Noah J Nelson on Monday, Oct. 1st
As a massive, massive fan of Moleskein notebooks I’ve been reluctant to go digital with my journaling habits. In fact I’ve been downright fickle. From the time I picked up my first iPhone (the 3G), I’ve been trying app after app, hoping to find one that would provide at tenth of the satisfaction that my trusty black journal did.
At one point I was drawn to the social media enabled Momento, which aggregates status updates from multiple platforms and journal entries into one calendar. Momento, however, is an iPhone/iPod touch only app. What I really wanted was a single application that worked across multiple platforms: phone, tablet and laptop. Which is what I found in Bloom Built’s Day One (iOS/Mac OS).
The two pieces of software that make up the Day One suite, the iOS and the Mac OS programs, will set you back about $15 in total. (Although the Mac OS version happens to be on sale for half off right now, at $4.99, meaning that the whole package comes in at less than $10.) Once set up you’ll find a consistent, minimalist interface that plays across the platforms and synchs to either Apple’s iCloud or Dropbox. This keeps your journal up to date no matter which front-end you might be using, provided that you have an active internet connection.
On the Mac an icon can be placed in menu bar, which draws up a quick entry box. This means you’re always just a click away from dumping an idea into the system. Getting ideas back out requires search, which is fairly snappy, but a long-promised tagging feature has yet to materialize. This remains my greatest frustration with the software.
Both mobile and desktop versions feature the ability to set reminders. Sadly these do not synch cross platform, and remain independent of each other. That sort of cross device communication could be great for sharpening discipline without having the app become a nag.
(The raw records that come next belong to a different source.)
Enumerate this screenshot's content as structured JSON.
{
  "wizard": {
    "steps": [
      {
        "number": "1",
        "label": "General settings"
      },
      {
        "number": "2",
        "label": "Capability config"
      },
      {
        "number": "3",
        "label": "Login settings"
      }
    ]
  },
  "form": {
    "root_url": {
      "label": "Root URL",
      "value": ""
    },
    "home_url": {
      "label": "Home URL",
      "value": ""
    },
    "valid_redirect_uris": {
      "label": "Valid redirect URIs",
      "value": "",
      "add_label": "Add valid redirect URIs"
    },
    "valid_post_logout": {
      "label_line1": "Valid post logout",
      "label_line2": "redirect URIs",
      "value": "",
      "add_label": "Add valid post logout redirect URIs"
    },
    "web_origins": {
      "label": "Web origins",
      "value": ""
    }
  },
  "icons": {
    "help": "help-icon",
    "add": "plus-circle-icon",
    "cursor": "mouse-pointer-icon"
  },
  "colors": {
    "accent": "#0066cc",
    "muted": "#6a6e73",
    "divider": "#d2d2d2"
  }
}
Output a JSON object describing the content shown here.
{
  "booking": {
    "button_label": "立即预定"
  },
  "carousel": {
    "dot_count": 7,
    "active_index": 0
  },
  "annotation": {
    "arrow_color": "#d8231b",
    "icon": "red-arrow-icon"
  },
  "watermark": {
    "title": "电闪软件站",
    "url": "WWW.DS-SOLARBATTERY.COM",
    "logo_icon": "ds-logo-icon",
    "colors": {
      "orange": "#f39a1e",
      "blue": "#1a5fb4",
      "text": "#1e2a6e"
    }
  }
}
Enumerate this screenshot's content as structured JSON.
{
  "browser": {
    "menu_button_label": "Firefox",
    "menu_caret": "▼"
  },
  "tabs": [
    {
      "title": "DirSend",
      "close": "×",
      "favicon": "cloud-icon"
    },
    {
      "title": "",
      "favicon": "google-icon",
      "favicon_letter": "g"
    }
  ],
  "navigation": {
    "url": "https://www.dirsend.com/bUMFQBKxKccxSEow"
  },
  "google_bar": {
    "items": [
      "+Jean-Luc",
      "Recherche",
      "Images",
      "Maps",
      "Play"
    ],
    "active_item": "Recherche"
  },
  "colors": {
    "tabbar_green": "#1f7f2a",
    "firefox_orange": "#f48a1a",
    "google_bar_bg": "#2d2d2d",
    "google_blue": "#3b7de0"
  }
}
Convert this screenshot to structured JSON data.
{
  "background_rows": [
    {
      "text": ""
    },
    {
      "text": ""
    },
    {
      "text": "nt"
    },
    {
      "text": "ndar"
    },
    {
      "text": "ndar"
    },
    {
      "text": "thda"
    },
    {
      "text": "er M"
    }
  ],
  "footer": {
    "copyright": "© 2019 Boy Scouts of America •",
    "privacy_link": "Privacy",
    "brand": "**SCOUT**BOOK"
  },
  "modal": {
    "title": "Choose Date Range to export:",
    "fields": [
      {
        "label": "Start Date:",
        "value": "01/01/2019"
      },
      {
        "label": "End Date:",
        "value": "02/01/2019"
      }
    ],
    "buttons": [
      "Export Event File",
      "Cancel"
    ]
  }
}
Both versions also feature the ability to add photos to a post, allowing for some serious scrapbooking. It’s possible to check in with Foursquare or Tweet from the mobile version, while the desktop relies on Mountain Lion’s share sheets and gains Facebook sharing while losing Foursquare.
While some of the recent feature additions like automatic weather tagging, and location information have hit the mobile version without crossing over to the larger sibling, the two versions tend to keep version parity. The most recent updates have added the ability to embed YouTube or Vimeo videos directly into the journal with just the URL. Find a video online, past it into your journal, and then have it with you for reference wherever you go.
All versions support the Markdown formatting syntax, which allows for all the basic manipulations of text you might want, without having to learn big chunks of HTML or CSS.
I’ll admit that my first flirtation with Day One lasted only a few days, I was soon back to the Moleskein. Once I decided that I wanted to make a concerted effort to do shorter form journaling the app suite became indispensable. If they will just add a tagging system– not that it wouldn’t be possible to gin up one of my own– then Day One will be very close to a perfect program.